If you run your data center entirely “in the cloud,” then you’ve outsourced your DR/HA to your cloud provider. This is usually a good strategy. I’ve visited one of Microsoft’s cloud data centers, and trust me, you don’t have the same level of resources and capabilities for keeping hardware up and running that Microsoft does. That said, NO data center is perfect – even the best cloud providers experience occasional downtime.
So over the next 3 years, it’s highly likely that Microsoft will experience much less downtime than you will … but here’s the rub – when they go down, there’s absolutely nothing you can do about it. At least when your internal SAN crashes, you can explain to your stakeholders what a black swan event it was while you lose sleep to fix the problem. When Windows Azure is down, all you can do is say, “it’s down” and maybe cite an estimate of when it will be back up.
Again, in most cases, public cloud providers are going to provide much better uptime than you can (it is, after all, the entirety of their business), so it’s usually a better bargain than hosting your own hardware. But it’s the loss of control – along with all the emotional effects that go with it – that keep companies hosting their own hardware. Many people are still not ready for that loss of control … but the economics will eventually push most into the cloud anyway.
There are always ways to mitigate risk, especially if you’re willing to spend more money. To mitigate the loss of control, you can replicate across data centers of a single cloud provider, reducing the dependency on a single node (for some types of data, cloud providers do this automatically). You can even replicate across cloud providers. You can continue to self-host but use the public cloud just for DR – or make the public cloud your primary site and leverage your existing data center investments for DR. Or you can double down and use more SaaS products like Office365 and salesforce.com – and ultimately outsource even more of the technology/service stack.

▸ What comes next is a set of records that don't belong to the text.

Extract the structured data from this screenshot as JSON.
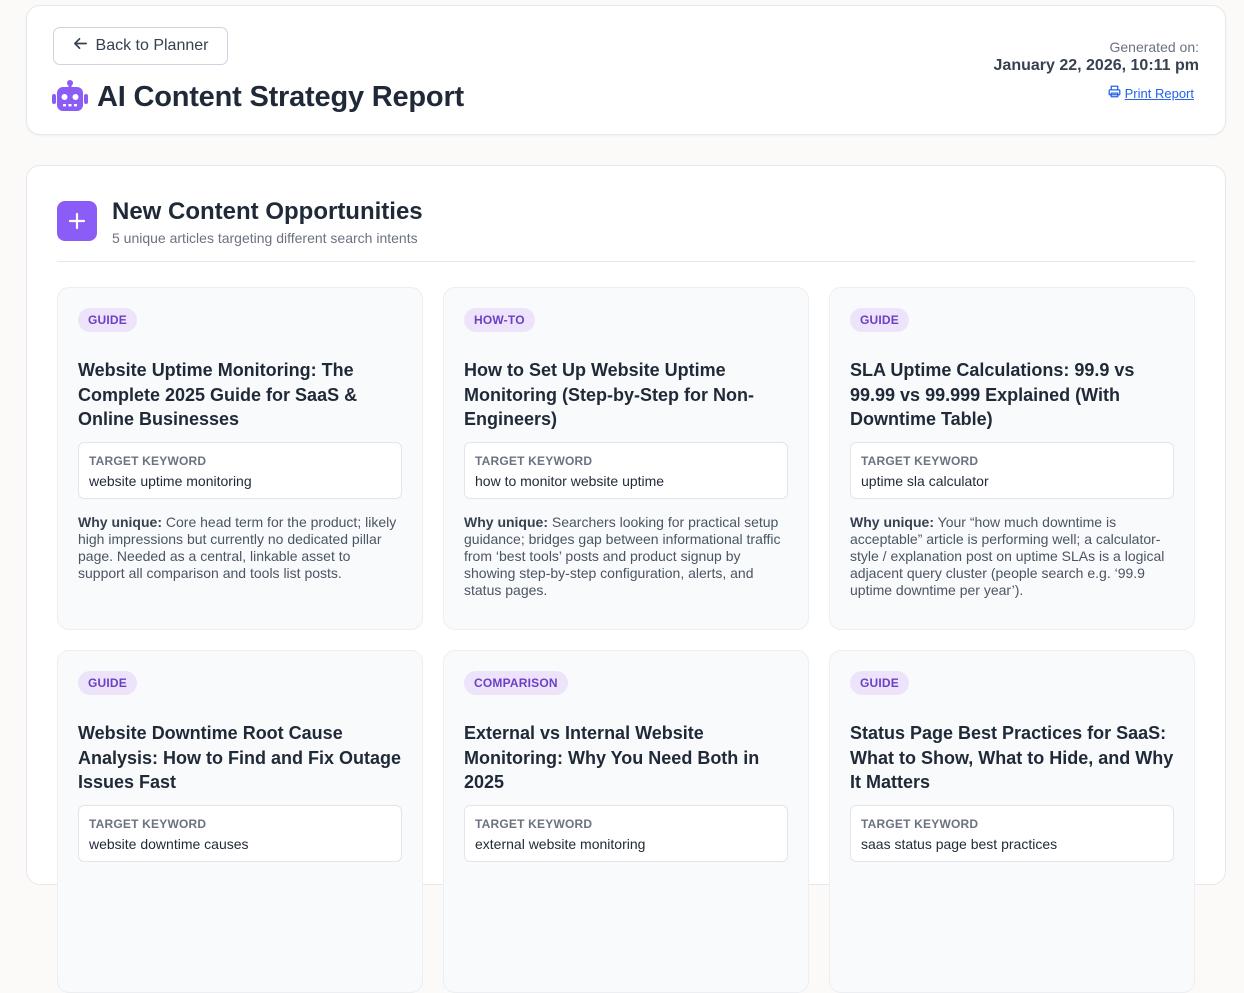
{
  "header": {
    "back_label": "Back to Planner",
    "title": "AI Content Strategy Report",
    "generated_label": "Generated on:",
    "generated_date": "January 22, 2026, 10:11 pm",
    "print_label": "Print Report"
  },
  "section": {
    "title": "New Content Opportunities",
    "subtitle": "5 unique articles targeting different search intents"
  },
  "labels": {
    "target_keyword": "TARGET KEYWORD",
    "why_unique": "Why unique:"
  },
  "cards": [
    {
      "badge": "GUIDE",
      "title": "Website Uptime Monitoring: The Complete 2025 Guide for SaaS & Online Businesses",
      "keyword": "website uptime monitoring",
      "why": "Core head term for the product; likely high impressions but currently no dedicated pillar page. Needed as a central, linkable asset to support all comparison and tools list posts."
    },
    {
      "badge": "HOW-TO",
      "title": "How to Set Up Website Uptime Monitoring (Step-by-Step for Non-Engineers)",
      "keyword": "how to monitor website uptime",
      "why": "Searchers looking for practical setup guidance; bridges gap between informational traffic from ‘best tools’ posts and product signup by showing step-by-step configuration, alerts, and status pages."
    },
    {
      "badge": "GUIDE",
      "title": "SLA Uptime Calculations: 99.9 vs 99.99 vs 99.999 Explained (With Downtime Table)",
      "keyword": "uptime sla calculator",
      "why": "Your “how much downtime is acceptable” article is performing well; a calculator-style / explanation post on uptime SLAs is a logical adjacent query cluster (people search e.g. ‘99.9 uptime downtime per year’)."
    },
    {
      "badge": "GUIDE",
      "title": "Website Downtime Root Cause Analysis: How to Find and Fix Outage Issues Fast",
      "keyword": "website downtime causes",
      "why": ""
    },
    {
      "badge": "COMPARISON",
      "title": "External vs Internal Website Monitoring: Why You Need Both in 2025",
      "keyword": "external website monitoring",
      "why": ""
    },
    {
      "badge": "GUIDE",
      "title": "Status Page Best Practices for SaaS: What to Show, What to Hide, and Why It Matters",
      "keyword": "saas status page best practices",
      "why": ""
    }
  ]
}
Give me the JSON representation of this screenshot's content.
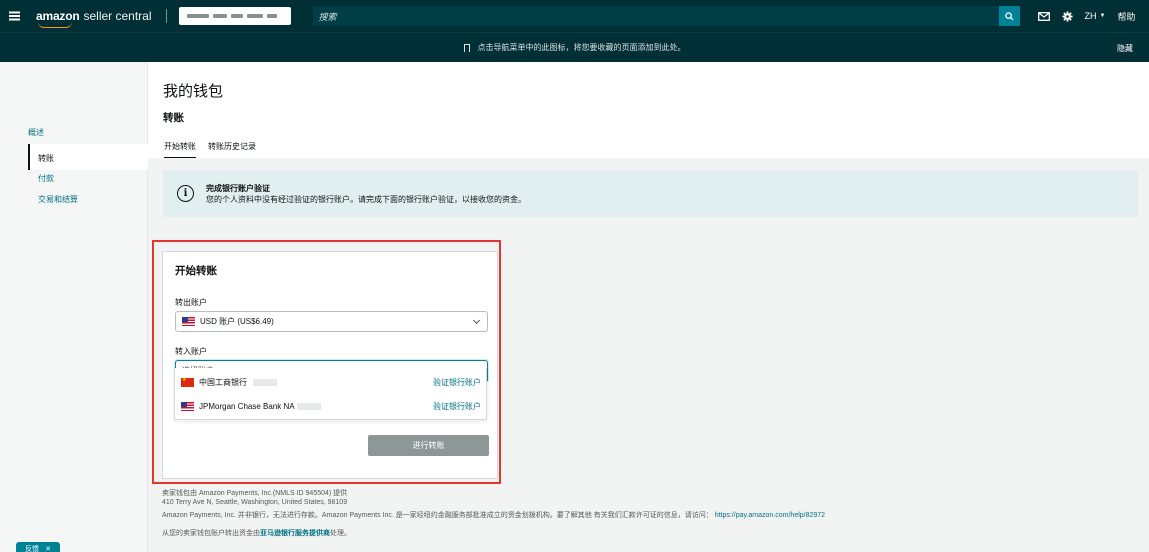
{
  "topbar": {
    "logo_amazon": "amazon",
    "logo_rest": "seller central",
    "search_placeholder": "搜索",
    "lang": "ZH",
    "help": "帮助"
  },
  "bookmark_bar": {
    "message": "点击导航菜单中的此图标，将您要收藏的页面添加到此处。",
    "hide": "隐藏"
  },
  "sidebar": {
    "items": [
      {
        "label": "概述"
      },
      {
        "label": "转账"
      },
      {
        "label": "付款"
      },
      {
        "label": "交易和结算"
      }
    ],
    "feedback": "反馈"
  },
  "page": {
    "title": "我的钱包",
    "section": "转账",
    "tabs": [
      {
        "label": "开始转账"
      },
      {
        "label": "转账历史记录"
      }
    ]
  },
  "alert": {
    "title": "完成银行账户验证",
    "body": "您的个人资料中没有经过验证的银行账户。请完成下面的银行账户验证，以接收您的资金。"
  },
  "transfer": {
    "title": "开始转账",
    "from_label": "转出账户",
    "from_value": "USD 账户 (US$6.49)",
    "to_label": "转入账户",
    "to_placeholder": "选择账户",
    "options": [
      {
        "name": "中国工商银行",
        "action": "验证银行账户"
      },
      {
        "name": "JPMorgan Chase Bank NA",
        "action": "验证银行账户"
      }
    ],
    "submit": "进行转账"
  },
  "footer": {
    "line1": "卖家钱包由 Amazon Payments, Inc.(NMLS ID 945504) 提供",
    "line2": "410 Terry Ave N, Seattle, Washington, United States, 98109",
    "line3": "Amazon Payments, Inc. 并非银行，无法进行存款。Amazon Payments Inc. 是一家经纽约金融服务部批准成立的资金划拨机构。要了解其他 有关我们汇款许可证的信息，请访问：",
    "line3_link": "https://pay.amazon.com/help/82972",
    "line4_pre": "从您的卖家钱包账户转出资金由",
    "line4_link": "亚马逊银行服务提供商",
    "line4_post": "处理。"
  }
}
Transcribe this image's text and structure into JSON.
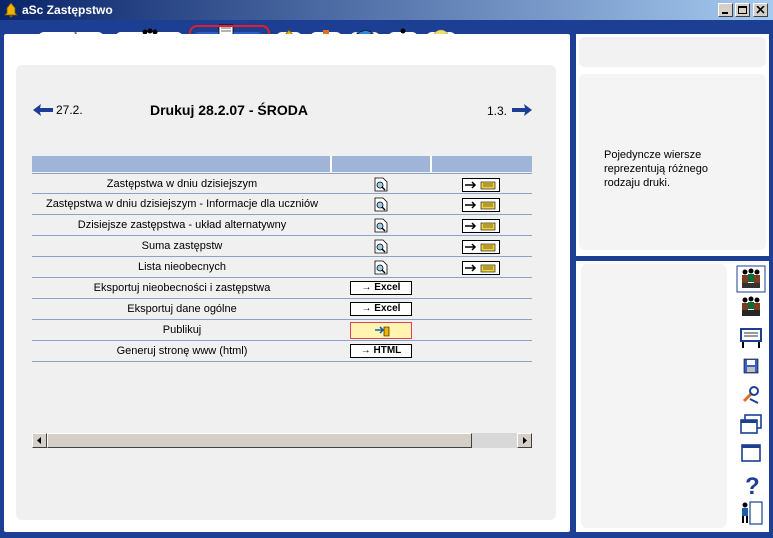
{
  "window": {
    "title": "aSc Zastępstwo"
  },
  "tabs": [
    {
      "name": "sleep",
      "icon": "sleep-icon"
    },
    {
      "name": "teachers",
      "icon": "teachers-icon"
    },
    {
      "name": "print",
      "icon": "printer-icon"
    },
    {
      "name": "bell",
      "icon": "bell-icon"
    },
    {
      "name": "desk",
      "icon": "desk-icon"
    },
    {
      "name": "book",
      "icon": "book-icon"
    },
    {
      "name": "person",
      "icon": "person-icon"
    },
    {
      "name": "cd",
      "icon": "cd-icon"
    }
  ],
  "header": {
    "prev_date": "27.2.",
    "title": "Drukuj 28.2.07 - ŚRODA",
    "next_date": "1.3."
  },
  "rows": [
    {
      "label": "Zastępstwa w dniu dzisiejszym",
      "type": "preview-print"
    },
    {
      "label": "Zastępstwa w dniu dzisiejszym - Informacje dla uczniów",
      "type": "preview-print"
    },
    {
      "label": "Dzisiejsze zastępstwa - układ alternatywny",
      "type": "preview-print"
    },
    {
      "label": "Suma zastępstw",
      "type": "preview-print"
    },
    {
      "label": "Lista nieobecnych",
      "type": "preview-print"
    },
    {
      "label": "Eksportuj nieobecności i zastępstwa",
      "type": "excel",
      "button": "→ Excel"
    },
    {
      "label": "Eksportuj dane ogólne",
      "type": "excel",
      "button": "→ Excel"
    },
    {
      "label": "Publikuj",
      "type": "publish"
    },
    {
      "label": "Generuj stronę www (html)",
      "type": "html",
      "button": "→ HTML"
    }
  ],
  "info": {
    "text": "Pojedyncze wiersze reprezentują różnego rodzaju druki."
  },
  "right_toolbar": [
    "teachers-icon",
    "classes-icon",
    "board-icon",
    "save-icon",
    "tools-icon",
    "windows-icon",
    "window-icon",
    "help-icon",
    "exit-icon"
  ],
  "colors": {
    "frame": "#1c3f94",
    "header_row": "#a0b4d8",
    "highlight": "#e41e26"
  }
}
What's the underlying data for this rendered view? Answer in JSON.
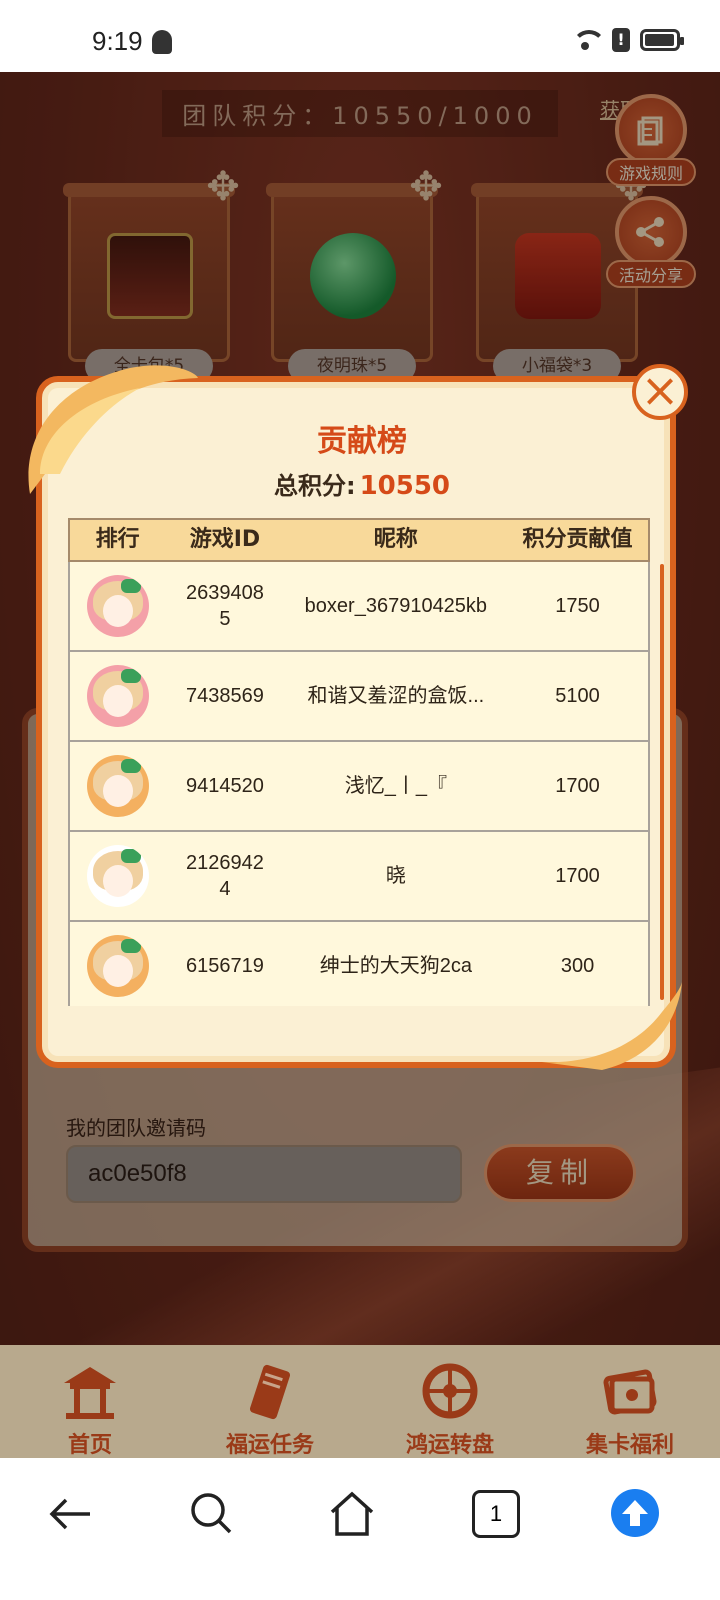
{
  "status_bar": {
    "time": "9:19"
  },
  "game": {
    "team_score": "团队积分：10550/1000",
    "acquire_link": "获取",
    "rewards": [
      {
        "label": "全卡包*5",
        "icon": "card-pack-icon",
        "color": "#6a2a1a"
      },
      {
        "label": "夜明珠*5",
        "icon": "pearl-icon",
        "color": "#2fa050"
      },
      {
        "label": "小福袋*3",
        "icon": "lucky-bag-icon",
        "color": "#c2301e"
      }
    ],
    "side_buttons": [
      {
        "label": "游戏规则",
        "icon": "rules-icon"
      },
      {
        "label": "活动分享",
        "icon": "share-icon"
      }
    ],
    "invite": {
      "label": "我的团队邀请码",
      "code": "ac0e50f8",
      "copy_label": "复制"
    }
  },
  "modal": {
    "title": "贡献榜",
    "total_label": "总积分:",
    "total_value": "10550",
    "columns": [
      "排行",
      "游戏ID",
      "昵称",
      "积分贡献值"
    ],
    "rows": [
      {
        "avatar": "avatar-pink-bow",
        "game_id": "26394085",
        "nickname": "boxer_367910425kb",
        "points": "1750"
      },
      {
        "avatar": "avatar-pink-bow",
        "game_id": "7438569",
        "nickname": "和谐又羞涩的盒饭...",
        "points": "5100"
      },
      {
        "avatar": "avatar-orange-wink",
        "game_id": "9414520",
        "nickname": "浅忆_丨_『",
        "points": "1700"
      },
      {
        "avatar": "avatar-green-wink",
        "game_id": "21269424",
        "nickname": "晓",
        "points": "1700"
      },
      {
        "avatar": "avatar-orange-wink",
        "game_id": "6156719",
        "nickname": "绅士的大天狗2ca",
        "points": "300"
      }
    ]
  },
  "nav": {
    "items": [
      {
        "label": "首页",
        "icon": "pavilion-icon"
      },
      {
        "label": "福运任务",
        "icon": "scroll-icon"
      },
      {
        "label": "鸿运转盘",
        "icon": "wheel-icon"
      },
      {
        "label": "集卡福利",
        "icon": "cards-icon"
      }
    ]
  },
  "browser": {
    "tab_count": "1"
  },
  "colors": {
    "accent": "#d54a18",
    "nav_label": "#9a3a18",
    "browser_up": "#1a7ef0"
  }
}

Helping companies move to the cloud is turning into one of the main things I do, so I’ll talk much more about these various options in future posts. From a sales perspective, it’s been quite interesting to learn that companies don’t move to the cloud for its own sake – they move for a reason, and improving DR/HA is often that reason. Some of the cloud messaging I shared at Microsoft missed this point and sometimes came off as circular reasoning (“Why move to Windows Azure? Because it’s the cloud!”).
There are many, many ways to improve DR and increase overall uptime. As the sophistication and value of these techniques improve, the cost of implementing them is going down. So if you haven’t revisited your DR architecture in the last 24 months, you owe it to your company to take another look. The cost of inaction could be huge.